Cancer immunotherapy -- using the body's own immune system to fight tumor cells
-- may be a major part in a cure for cancer, researchers in Britain say.
Bent Jakobsen, the Danish-born chief scientific officer of Immunocore who
started to study T-cells 20 years ago while working at the Medical Research
Council's Laboratory of Molecular Biology in Cambridge, England, says cancer has
been largely treated by slicing (surgery), poisoning (chemotherapy) or burning
(radiation). All try to spare healthy tissue from irreparable damage while
attempting to kill every cancer cell.
"Immunotherapy is radically different," Jakobsen told The Independent
exclusively. "It doesn't do away with the other cancer treatments by any means,
but it adds something to the arsenal that has one unique feature -- it may have
the potency to actually cure cancer."
Immunocore built a therapy around cellular immunity, where T-cells seek out and
destroy invading pathogens, The Independent reported.
"There are a lot of companies working with antibodies but we are virtually the
only company in the world that has managed to work with T-cells.

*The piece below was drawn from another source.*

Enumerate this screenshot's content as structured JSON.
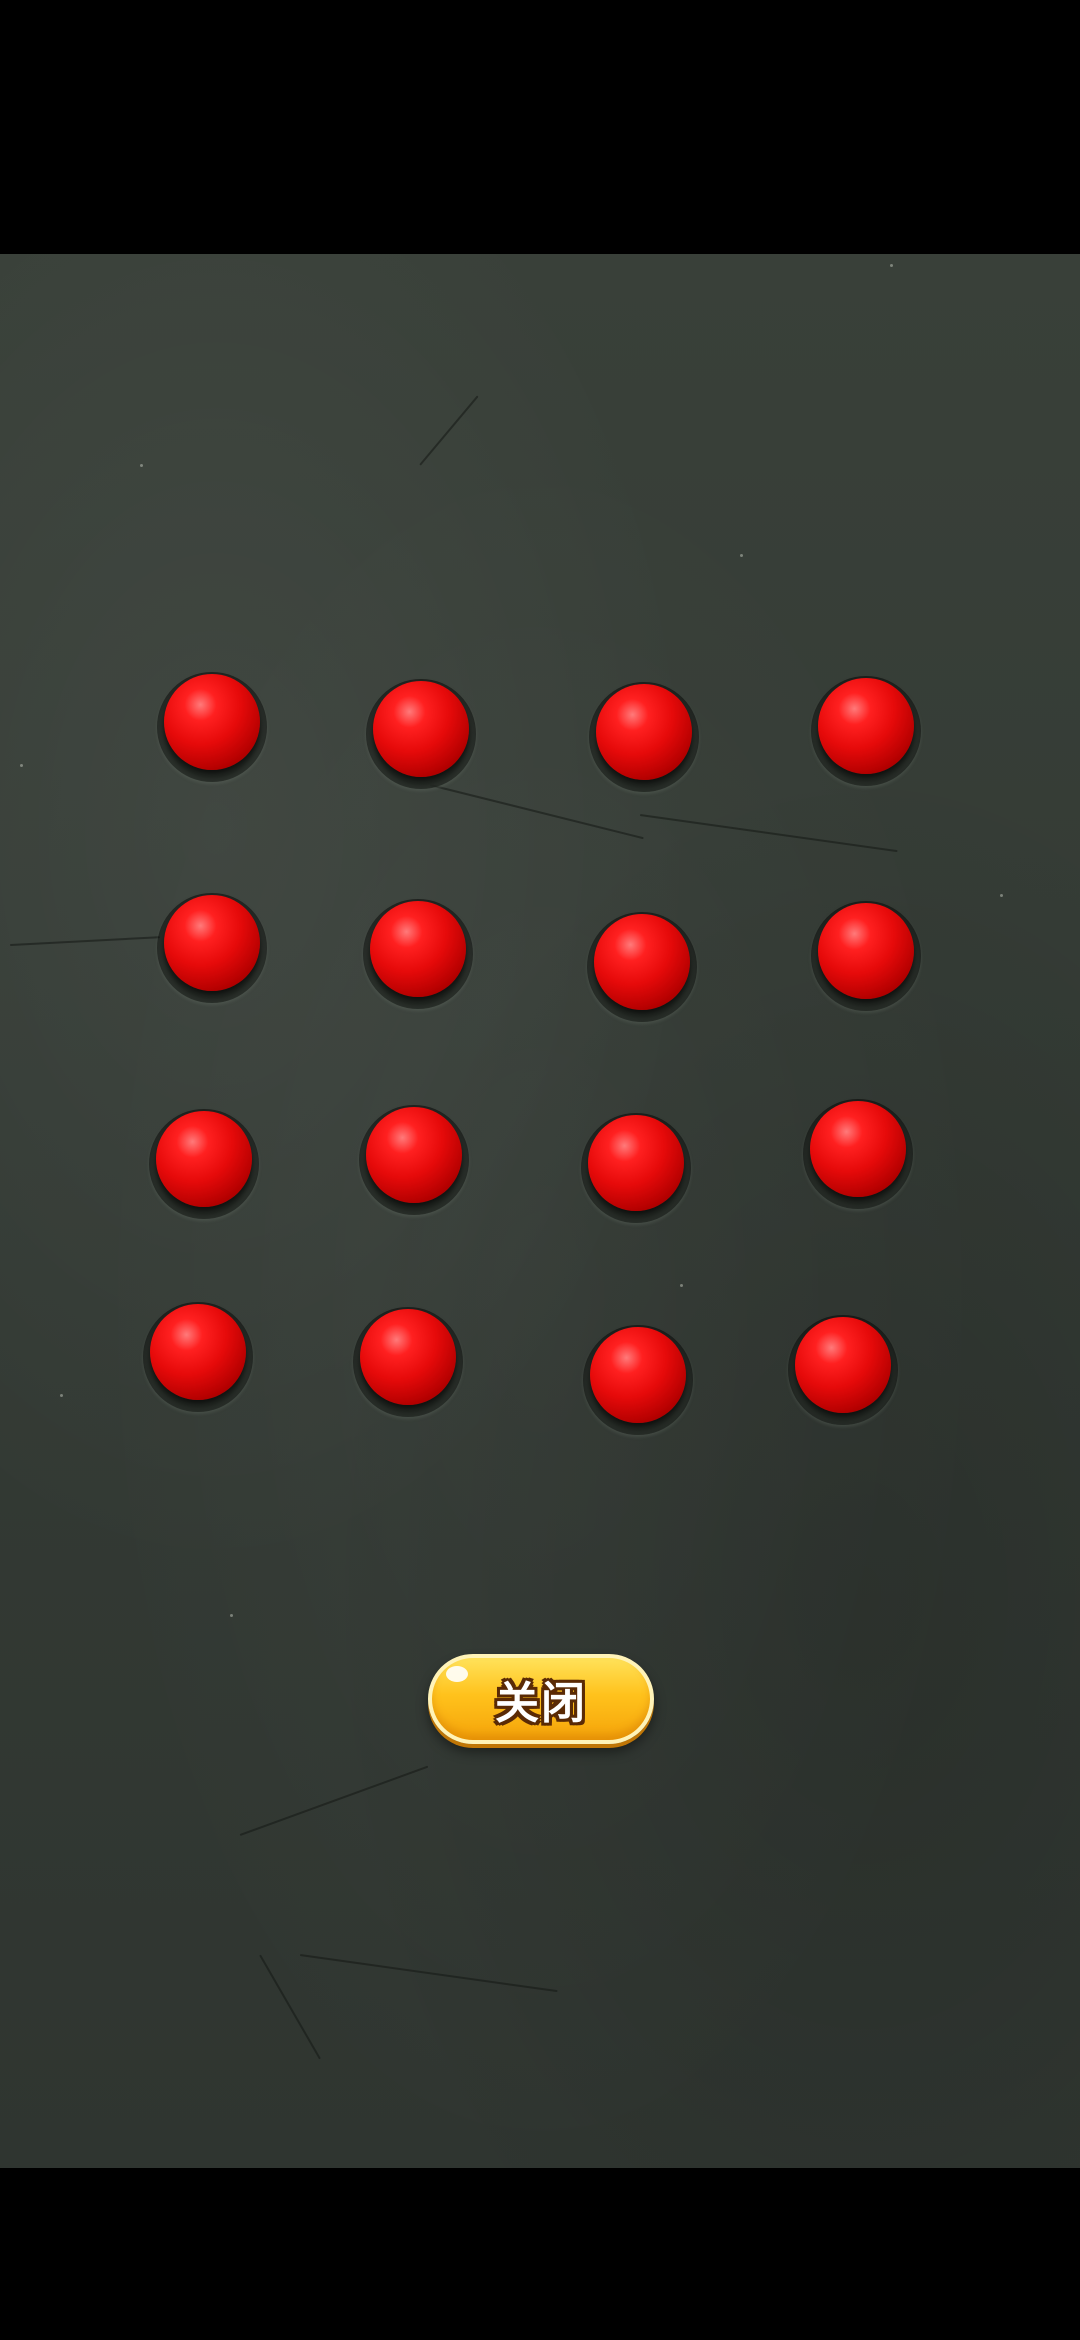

It has taken 20
years and from that point we are unique," Jakobsen said.
Immunocore found a way of designing small protein molecules, which it calls
ImmTACs, that effectively act as double-ended glue. At one end they stick to
cancer cells, strongly and very specifically, leaving healthy cells untouched.
At the other end they stick to T-cells, Jakobsen said.
The technology is based on the "T-cell receptor," the protein that sticks out of
the surface of the T-cell and binds to its enemy target.
"Although T-cells are not very keen at recognizing cancer, we can force them to
do so. The potential you have if you can engineer T-cell receptors is quite
enormous," Jakobsen said.
"You can find any type of cell and any kind of target. This means the approach
can in theory be used against any cancer, whether it is tumors of the prostate,
breast, liver or the pancreas."